EXERCISE INPUTS
● ● ● ● ● ● ●

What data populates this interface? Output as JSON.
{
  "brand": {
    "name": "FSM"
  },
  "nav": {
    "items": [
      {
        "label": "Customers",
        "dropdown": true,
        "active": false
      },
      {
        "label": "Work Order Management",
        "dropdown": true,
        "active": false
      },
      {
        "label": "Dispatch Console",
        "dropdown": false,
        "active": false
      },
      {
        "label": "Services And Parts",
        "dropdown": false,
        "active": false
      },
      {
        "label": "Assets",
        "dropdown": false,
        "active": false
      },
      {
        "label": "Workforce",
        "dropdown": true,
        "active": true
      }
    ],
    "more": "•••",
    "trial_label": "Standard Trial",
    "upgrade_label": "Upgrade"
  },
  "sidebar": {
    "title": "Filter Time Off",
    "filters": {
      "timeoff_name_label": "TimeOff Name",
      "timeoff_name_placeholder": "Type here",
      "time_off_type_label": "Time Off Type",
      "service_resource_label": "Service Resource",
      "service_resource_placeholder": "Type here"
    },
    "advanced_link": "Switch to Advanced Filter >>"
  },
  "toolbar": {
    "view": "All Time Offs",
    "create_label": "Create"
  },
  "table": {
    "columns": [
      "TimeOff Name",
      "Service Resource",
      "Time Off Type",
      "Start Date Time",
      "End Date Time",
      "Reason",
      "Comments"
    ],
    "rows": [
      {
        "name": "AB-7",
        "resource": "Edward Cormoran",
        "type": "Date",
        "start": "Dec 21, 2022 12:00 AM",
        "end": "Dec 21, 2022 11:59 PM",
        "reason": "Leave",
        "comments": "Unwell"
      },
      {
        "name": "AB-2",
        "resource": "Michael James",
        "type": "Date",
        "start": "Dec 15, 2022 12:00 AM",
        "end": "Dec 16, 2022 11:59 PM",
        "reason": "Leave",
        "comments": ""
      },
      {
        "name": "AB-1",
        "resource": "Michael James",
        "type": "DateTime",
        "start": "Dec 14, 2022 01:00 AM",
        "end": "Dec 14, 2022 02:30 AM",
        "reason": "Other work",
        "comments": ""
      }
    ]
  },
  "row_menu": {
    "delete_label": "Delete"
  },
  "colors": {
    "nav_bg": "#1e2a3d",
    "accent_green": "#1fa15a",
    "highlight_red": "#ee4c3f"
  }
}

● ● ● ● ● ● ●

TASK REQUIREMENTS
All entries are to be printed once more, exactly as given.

SOLUTION FOR THIS PROBLEM
What data populates this interface? Output as JSON.
{
  "brand": {
    "name": "FSM"
  },
  "nav": {
    "items": [
      {
        "label": "Customers",
        "dropdown": true,
        "active": false
      },
      {
        "label": "Work Order Management",
        "dropdown": true,
        "active": false
      },
      {
        "label": "Dispatch Console",
        "dropdown": false,
        "active": false
      },
      {
        "label": "Services And Parts",
        "dropdown": false,
        "active": false
      },
      {
        "label": "Assets",
        "dropdown": false,
        "active": false
      },
      {
        "label": "Workforce",
        "dropdown": true,
        "active": true
      }
    ],
    "more": "•••",
    "trial_label": "Standard Trial",
    "upgrade_label": "Upgrade"
  },
  "sidebar": {
    "title": "Filter Time Off",
    "filters": {
      "timeoff_name_label": "TimeOff Name",
      "timeoff_name_placeholder": "Type here",
      "time_off_type_label": "Time Off Type",
      "service_resource_label": "Service Resource",
      "service_resource_placeholder": "Type here"
    },
    "advanced_link": "Switch to Advanced Filter >>"
  },
  "toolbar": {
    "view": "All Time Offs",
    "create_label": "Create"
  },
  "table": {
    "columns": [
      "TimeOff Name",
      "Service Resource",
      "Time Off Type",
      "Start Date Time",
      "End Date Time",
      "Reason",
      "Comments"
    ],
    "rows": [
      {
        "name": "AB-7",
        "resource": "Edward Cormoran",
        "type": "Date",
        "start": "Dec 21, 2022 12:00 AM",
        "end": "Dec 21, 2022 11:59 PM",
        "reason": "Leave",
        "comments": "Unwell"
      },
      {
        "name": "AB-2",
        "resource": "Michael James",
        "type": "Date",
        "start": "Dec 15, 2022 12:00 AM",
        "end": "Dec 16, 2022 11:59 PM",
        "reason": "Leave",
        "comments": ""
      },
      {
        "name": "AB-1",
        "resource": "Michael James",
        "type": "DateTime",
        "start": "Dec 14, 2022 01:00 AM",
        "end": "Dec 14, 2022 02:30 AM",
        "reason": "Other work",
        "comments": ""
      }
    ]
  },
  "row_menu": {
    "delete_label": "Delete"
  },
  "colors": {
    "nav_bg": "#1e2a3d",
    "accent_green": "#1fa15a",
    "highlight_red": "#ee4c3f"
  }
}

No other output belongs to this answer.